### WORK REQUIRED:
Which lines of the material contain the word "this"? Show each one.
====
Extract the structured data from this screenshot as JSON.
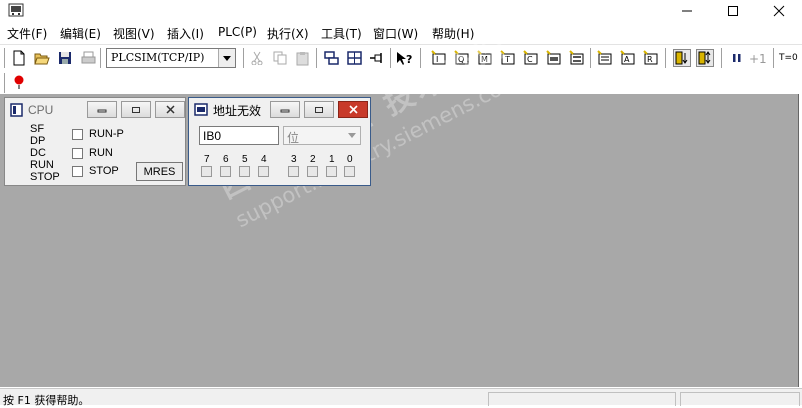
{
  "menu": [
    "文件(F)",
    "编辑(E)",
    "视图(V)",
    "插入(I)",
    "PLC(P)",
    "执行(X)",
    "工具(T)",
    "窗口(W)",
    "帮助(H)"
  ],
  "toolbar": {
    "connection": "PLCSIM(TCP/IP)",
    "step_label": "+1",
    "timer_label": "T=0"
  },
  "cpu_window": {
    "title": "CPU",
    "leds": [
      "SF",
      "DP",
      "DC",
      "RUN",
      "STOP"
    ],
    "modes": [
      "RUN-P",
      "RUN",
      "STOP"
    ],
    "mres_button": "MRES"
  },
  "ib_window": {
    "title": "地址无效",
    "address_value": "IB0",
    "format_value": "位",
    "bits": [
      "7",
      "6",
      "5",
      "4",
      "3",
      "2",
      "1",
      "0"
    ]
  },
  "statusbar": {
    "help_text": "按 F1 获得帮助。"
  },
  "watermark": {
    "line1": "西门子工业 技术论坛",
    "line2": "support.industry.siemens.com/cs"
  },
  "colors": {
    "workspace": "#a8a8a8",
    "close_red": "#c83a2a",
    "inactive_title": "#6d6d6d"
  }
}
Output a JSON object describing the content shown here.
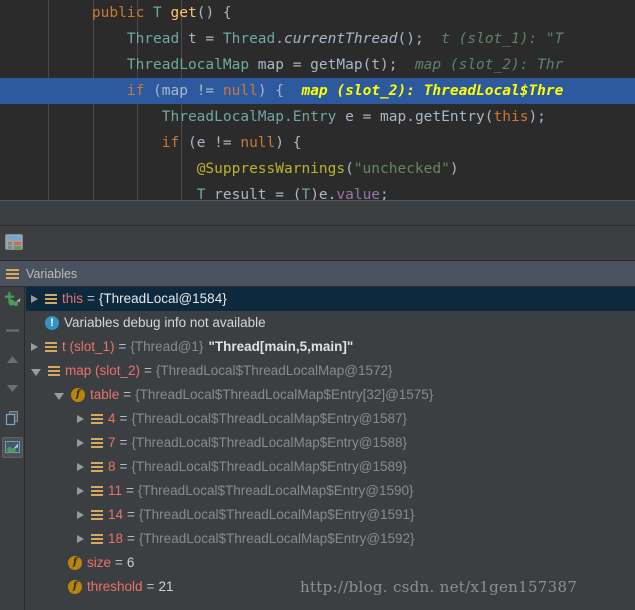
{
  "editor": {
    "lines": [
      {
        "indent": 4,
        "tokens": [
          {
            "t": "public",
            "c": "k"
          },
          {
            "t": " ",
            "c": "p"
          },
          {
            "t": "T",
            "c": "t"
          },
          {
            "t": " ",
            "c": "p"
          },
          {
            "t": "get",
            "c": "m"
          },
          {
            "t": "() {",
            "c": "p"
          }
        ],
        "hint": "",
        "selected": false
      },
      {
        "indent": 8,
        "tokens": [
          {
            "t": "Thread",
            "c": "t"
          },
          {
            "t": " t = ",
            "c": "p"
          },
          {
            "t": "Thread",
            "c": "t"
          },
          {
            "t": ".",
            "c": "p"
          },
          {
            "t": "currentThread",
            "c": "mi"
          },
          {
            "t": "();",
            "c": "p"
          }
        ],
        "hint": "  t (slot_1): \"T",
        "selected": false
      },
      {
        "indent": 8,
        "tokens": [
          {
            "t": "ThreadLocalMap",
            "c": "t"
          },
          {
            "t": " map = ",
            "c": "p"
          },
          {
            "t": "getMap",
            "c": "p"
          },
          {
            "t": "(t);",
            "c": "p"
          }
        ],
        "hint": "  map (slot_2): Thr",
        "selected": false
      },
      {
        "indent": 8,
        "tokens": [
          {
            "t": "if",
            "c": "k"
          },
          {
            "t": " (map != ",
            "c": "p"
          },
          {
            "t": "null",
            "c": "k"
          },
          {
            "t": ") {",
            "c": "p"
          }
        ],
        "hint": "  map (slot_2): ThreadLocal$Thre",
        "selected": true
      },
      {
        "indent": 12,
        "tokens": [
          {
            "t": "ThreadLocalMap.Entry",
            "c": "t"
          },
          {
            "t": " e = map.",
            "c": "p"
          },
          {
            "t": "getEntry",
            "c": "p"
          },
          {
            "t": "(",
            "c": "p"
          },
          {
            "t": "this",
            "c": "k"
          },
          {
            "t": ");",
            "c": "p"
          }
        ],
        "hint": "",
        "selected": false
      },
      {
        "indent": 12,
        "tokens": [
          {
            "t": "if",
            "c": "k"
          },
          {
            "t": " (e != ",
            "c": "p"
          },
          {
            "t": "null",
            "c": "k"
          },
          {
            "t": ") {",
            "c": "p"
          }
        ],
        "hint": "",
        "selected": false
      },
      {
        "indent": 16,
        "tokens": [
          {
            "t": "@SuppressWarnings",
            "c": "an"
          },
          {
            "t": "(",
            "c": "p"
          },
          {
            "t": "\"unchecked\"",
            "c": "s"
          },
          {
            "t": ")",
            "c": "p"
          }
        ],
        "hint": "",
        "selected": false
      },
      {
        "indent": 16,
        "tokens": [
          {
            "t": "T",
            "c": "t"
          },
          {
            "t": " result = (",
            "c": "p"
          },
          {
            "t": "T",
            "c": "t"
          },
          {
            "t": ")e.",
            "c": "p"
          },
          {
            "t": "value",
            "c": "f"
          },
          {
            "t": ";",
            "c": "p"
          }
        ],
        "hint": "",
        "selected": false
      }
    ]
  },
  "toolstrip": {
    "calculator_icon": "calculator-icon"
  },
  "variables_panel": {
    "tab_label": "Variables",
    "sidebar_buttons": [
      {
        "name": "add-watch-icon",
        "label": "+"
      },
      {
        "name": "remove-watch-icon",
        "label": "–"
      },
      {
        "name": "move-up-icon",
        "label": "▲"
      },
      {
        "name": "move-down-icon",
        "label": "▼"
      },
      {
        "name": "copy-icon",
        "label": "copy"
      },
      {
        "name": "inspect-icon",
        "label": "inspect"
      }
    ],
    "rows": [
      {
        "indent": 0,
        "arrow": "closed",
        "icon": "var",
        "name": "this",
        "eq": "=",
        "ref": "{ThreadLocal@1584}",
        "str": "",
        "selected": true
      },
      {
        "indent": 0,
        "arrow": "none",
        "icon": "info",
        "name": "",
        "eq": "",
        "ref": "",
        "plain": "Variables debug info not available",
        "str": "",
        "selected": false
      },
      {
        "indent": 0,
        "arrow": "closed",
        "icon": "var",
        "name": "t (slot_1)",
        "eq": "=",
        "ref": "{Thread@1}",
        "str": "\"Thread[main,5,main]\"",
        "selected": false
      },
      {
        "indent": 0,
        "arrow": "open",
        "icon": "var",
        "name": "map (slot_2)",
        "eq": "=",
        "ref": "{ThreadLocal$ThreadLocalMap@1572}",
        "str": "",
        "selected": false
      },
      {
        "indent": 1,
        "arrow": "open",
        "icon": "field",
        "name": "table",
        "eq": "=",
        "ref": "{ThreadLocal$ThreadLocalMap$Entry[32]@1575}",
        "str": "",
        "selected": false
      },
      {
        "indent": 2,
        "arrow": "closed",
        "icon": "var",
        "name": "4",
        "eq": "=",
        "ref": "{ThreadLocal$ThreadLocalMap$Entry@1587}",
        "str": "",
        "selected": false
      },
      {
        "indent": 2,
        "arrow": "closed",
        "icon": "var",
        "name": "7",
        "eq": "=",
        "ref": "{ThreadLocal$ThreadLocalMap$Entry@1588}",
        "str": "",
        "selected": false
      },
      {
        "indent": 2,
        "arrow": "closed",
        "icon": "var",
        "name": "8",
        "eq": "=",
        "ref": "{ThreadLocal$ThreadLocalMap$Entry@1589}",
        "str": "",
        "selected": false
      },
      {
        "indent": 2,
        "arrow": "closed",
        "icon": "var",
        "name": "11",
        "eq": "=",
        "ref": "{ThreadLocal$ThreadLocalMap$Entry@1590}",
        "str": "",
        "selected": false
      },
      {
        "indent": 2,
        "arrow": "closed",
        "icon": "var",
        "name": "14",
        "eq": "=",
        "ref": "{ThreadLocal$ThreadLocalMap$Entry@1591}",
        "str": "",
        "selected": false
      },
      {
        "indent": 2,
        "arrow": "closed",
        "icon": "var",
        "name": "18",
        "eq": "=",
        "ref": "{ThreadLocal$ThreadLocalMap$Entry@1592}",
        "str": "",
        "selected": false
      },
      {
        "indent": 1,
        "arrow": "none",
        "icon": "field",
        "name": "size",
        "eq": "=",
        "ref": "",
        "num": "6",
        "str": "",
        "selected": false
      },
      {
        "indent": 1,
        "arrow": "none",
        "icon": "field",
        "name": "threshold",
        "eq": "=",
        "ref": "",
        "num": "21",
        "str": "",
        "selected": false
      }
    ]
  },
  "watermark": {
    "text": "http://blog. csdn. net/x1gen157387"
  },
  "colors": {
    "editor_bg": "#2b2b2b",
    "panel_bg": "#3c3f41",
    "tab_bg": "#4a5260",
    "current_line": "#2d5a9e",
    "selection": "#0d293e",
    "keyword": "#cc7832",
    "type": "#6fa8a0",
    "method": "#ffc66d",
    "string": "#6a8759",
    "annotation": "#bbb529",
    "field": "#9876aa",
    "hint": "#5f826b",
    "hint_selected": "#ffff00",
    "var_name": "#e8726d",
    "var_ref": "#8a8a8a"
  }
}
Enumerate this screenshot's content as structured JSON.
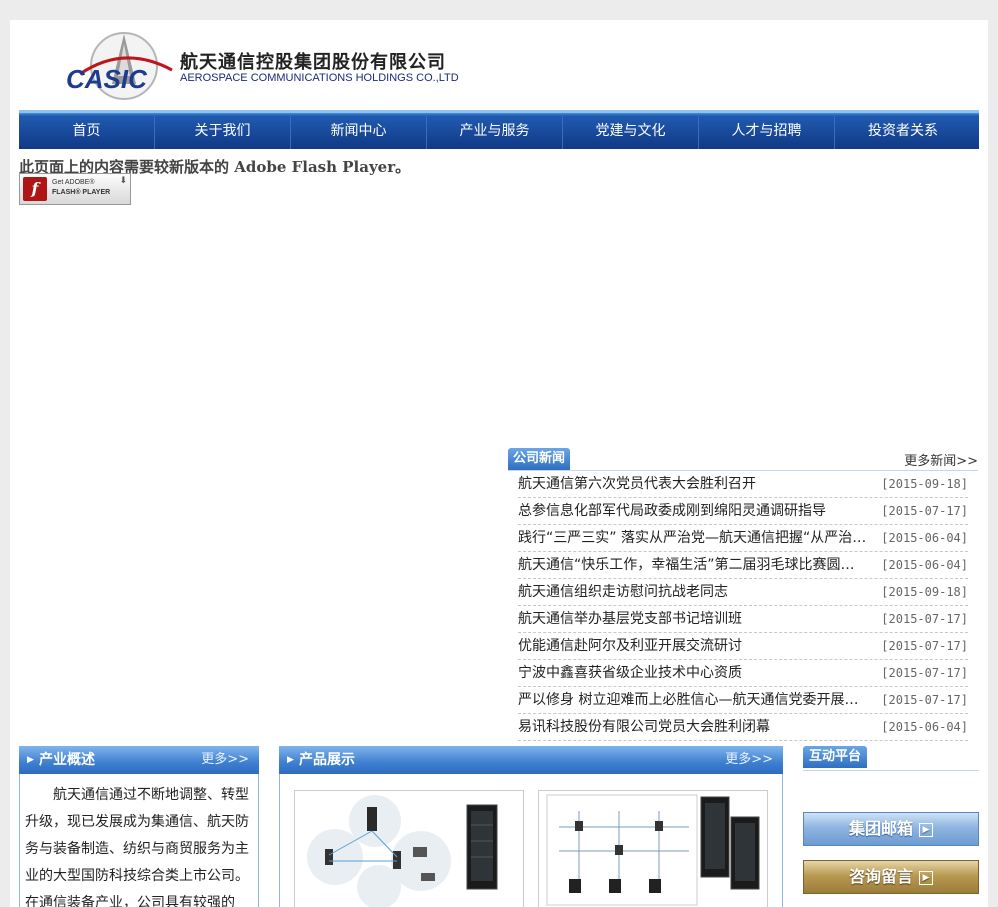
{
  "header": {
    "logo_text": "CASIC",
    "company_cn": "航天通信控股集团股份有限公司",
    "company_en": "AEROSPACE COMMUNICATIONS HOLDINGS CO.,LTD"
  },
  "nav": {
    "items": [
      "首页",
      "关于我们",
      "新闻中心",
      "产业与服务",
      "党建与文化",
      "人才与招聘",
      "投资者关系"
    ]
  },
  "flash": {
    "notice": "此页面上的内容需要较新版本的 Adobe Flash Player。",
    "badge_line1": "Get ADOBE®",
    "badge_line2": "FLASH® PLAYER"
  },
  "news": {
    "title": "公司新闻",
    "more": "更多新闻>>",
    "items": [
      {
        "title": "航天通信第六次党员代表大会胜利召开",
        "date": "[2015-09-18]"
      },
      {
        "title": "总参信息化部军代局政委成刚到绵阳灵通调研指导",
        "date": "[2015-07-17]"
      },
      {
        "title": "践行“三严三实” 落实从严治党—航天通信把握“从严治党”",
        "date": "[2015-06-04]"
      },
      {
        "title": "航天通信“快乐工作，幸福生活”第二届羽毛球比赛圆满落幕",
        "date": "[2015-06-04]"
      },
      {
        "title": "航天通信组织走访慰问抗战老同志",
        "date": "[2015-09-18]"
      },
      {
        "title": "航天通信举办基层党支部书记培训班",
        "date": "[2015-07-17]"
      },
      {
        "title": "优能通信赴阿尔及利亚开展交流研讨",
        "date": "[2015-07-17]"
      },
      {
        "title": "宁波中鑫喜获省级企业技术中心资质",
        "date": "[2015-07-17]"
      },
      {
        "title": "严以修身 树立迎难而上必胜信心—航天通信党委开展专题学习",
        "date": "[2015-07-17]"
      },
      {
        "title": "易讯科技股份有限公司党员大会胜利闭幕",
        "date": "[2015-06-04]"
      }
    ]
  },
  "overview": {
    "title": "产业概述",
    "more": "更多>>",
    "text": "航天通信通过不断地调整、转型升级，现已发展成为集通信、航天防务与装备制造、纺织与商贸服务为主业的大型国防科技综合类上市公司。在通信装备产业，公司具有较强的"
  },
  "products": {
    "title": "产品展示",
    "more": "更多>>"
  },
  "platform": {
    "title": "互动平台",
    "mail": "集团邮箱",
    "consult": "咨询留言"
  },
  "colors": {
    "nav_dark": "#19499b",
    "nav_light": "#8fc2ee",
    "accent_blue": "#2e6fc0",
    "consult_gold": "#b99a52"
  }
}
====
### ANSWER BOX:
Extract the structured data from this screenshot as JSON.
            "t": "this",
        "name": "this",
Enumerate this screenshot's content as structured JSON.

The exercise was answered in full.